Part 8 in my series of posts about products which can contribute to nutrient deficiencies –
Tobacco smoke influences the nutritional status of both smokers and people who inhale other people’s tobacco smoke (also called passive smokers). Inhaling tobacco smoke removes vitamin C from the tissues and blood and increases requirements to more than 200 mg per day for this vitamin (the RDA is 60 mg). Blood levels of vitamin C decreases as cigarette consumption increases and are as much as 30 percent lower in smokers compared to nonsmokers. Smokers tend to consume less, absorb less, and use more vitamin C than do nonsmokers, while requirements are higher not only to counteract these adverse effects of tobacco but also to reduce free radical damage to tissues generated by tobacco smoke.Â
Dietary intakes and tissue levels of vitamin A and beta carotene are also low in smokers and passive smokers. In contrast, when tissue levels of vitamin A, beta carotene, and vitamin E are high, the risk of developing lung and oral cancers, and other respiratory disorders is reduced. Since tobacco smoke increases free radical damage to tissues, the reduced cancer risk associated with these vitamins is probably a result of their antioxidant abilities to destroy and deactivate free radicals.Â
B vitamins are also affected by smoking. Cigarette use alters vitamin B6 metabolism, and the residual effects might last as long as two years after cessation of smoking. One study found that blood levels of vitamin B6 were significantly lower in smokers than in nonsmokers. Although the long-term effects of this sustained decrease in vitamin B6 metabolism are unknown, increasing dietary intake of this vitamin is harmless and potentially useful.Â
Increased intake of folic acid and vitamin B12 also might help prevent some of the damage caused by tobacco use. Researchers at the University of Alabama in Birmingham reported that smokers who supplement their diets with these two B vitamins have significantly fewer precancerous cells than do other smokers.Â

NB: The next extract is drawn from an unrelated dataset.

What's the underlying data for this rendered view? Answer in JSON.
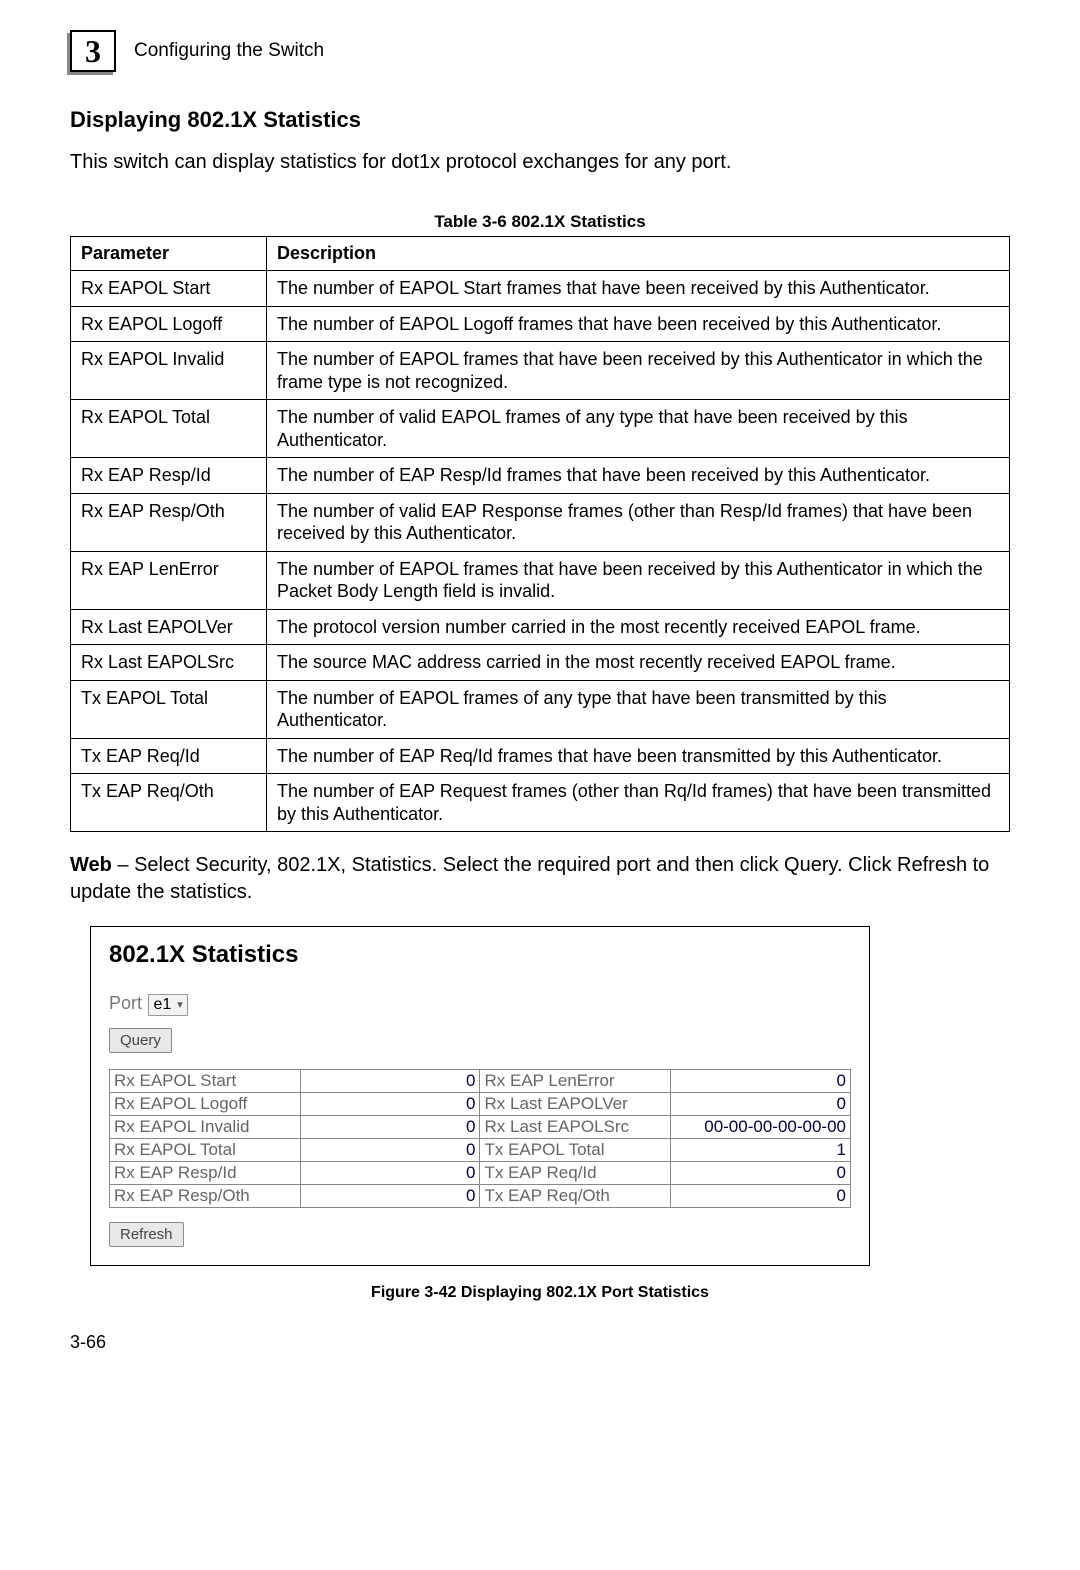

The best advice is to stop smoking and avoid all forms of tobacco smoke, including cigarettes, pipes, and cigars. Since women who smoke during pregnancy have low blood zinc levels and are more likely than nonsmokers to give birth to zinc-deficient babies who are a high risk for birth defects and disease, it is even more important that women who are considering pregnancy should avoid cigarette smoke from all sources. In addition, optimal dietary intake of the anti-oxidant nutrients (that is, vitamin C, beta carotene, and vitamin E), the B vitamins, and some minerals might help counteract some of the harmful effects of tobacco smoke.